Or the Admiralty lose some plans and drawings by the way,
There may be a scrap of paper in the hall or on the stair--
But it's useless of investigate--Macavity's not there!
And when the loss has been disclosed, the Secret Service say:
"It must have been Macavity!"--but he's a mile away.
You'll be sure to find him resting, or a-licking of his thumbs,
Or engaged in doing complicated long division sums.

Macavity, Macavity, there's no one like Macavity,
There never was a Cat of such deceitfulness and suavity.
He always has an alibi, or one or two to spare:
And whatever time the deed took place--MACAVITY WASN'T THERE!
And they say that all the Cats whose wicked deeds are widely known
I might mention Mungojerrie, I might mention Griddlebone)
Are nothing more than agents for the Cat who all the time
Just controls their operations: the Napoleon of Crime!

Eliot's cat-poem collection Old Possum's Book of Practical Cats was the inspiration for the musical Cats.

Before I go, I'm going to include a link that is not about Poetry.
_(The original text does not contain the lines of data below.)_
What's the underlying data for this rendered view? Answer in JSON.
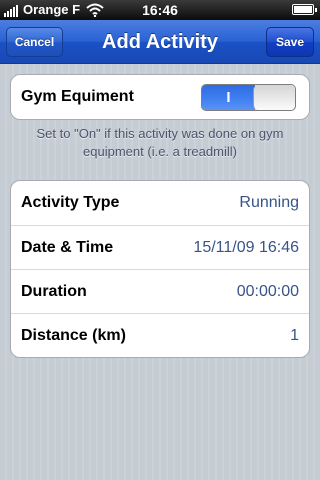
{
  "status_bar": {
    "carrier": "Orange F",
    "time": "16:46",
    "signal_icon": "signal-bars-icon",
    "wifi_icon": "wifi-icon",
    "battery_icon": "battery-icon",
    "battery_level": 1.0
  },
  "nav": {
    "title": "Add Activity",
    "cancel_label": "Cancel",
    "save_label": "Save"
  },
  "gym": {
    "label": "Gym Equiment",
    "toggle_on_text": "I",
    "toggle_state": "on",
    "footer_line1": "Set to \"On\"  if this activity was done on gym",
    "footer_line2": "equipment (i.e. a treadmill)"
  },
  "details": {
    "rows": [
      {
        "label": "Activity Type",
        "value": "Running"
      },
      {
        "label": "Date & Time",
        "value": "15/11/09 16:46"
      },
      {
        "label": "Duration",
        "value": "00:00:00"
      },
      {
        "label": "Distance (km)",
        "value": "1"
      }
    ]
  },
  "colors": {
    "nav_bar": "#2a62d4",
    "value_text": "#385487",
    "background": "#c5ccd4",
    "toggle_on": "#3e7df0"
  }
}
This new site looks useful, so here it is:
"Guys Lit Wire exists solely to bring literary news and reviews to the attention of teenage boys and the people who care about them."

Thursday, June 5, 2008

Christian Lorenz Scheurer

The first work by Christian Lorenz Scheurer that I saw was 2:30 a.m. It totally drew me in, so I checked out some more of his stuff. He has a fantastic imagination and I love the way there's so much to explore in his pictures. Want to see more? Click here for Night Walk and Procession of Effigies.

2:30 a.m.
By Christian Lorenz Scheurer

Firefish of Takashiro
From Entropia: A Collection of Unusually Rare Stamps
By Christian Lorenz Scheurer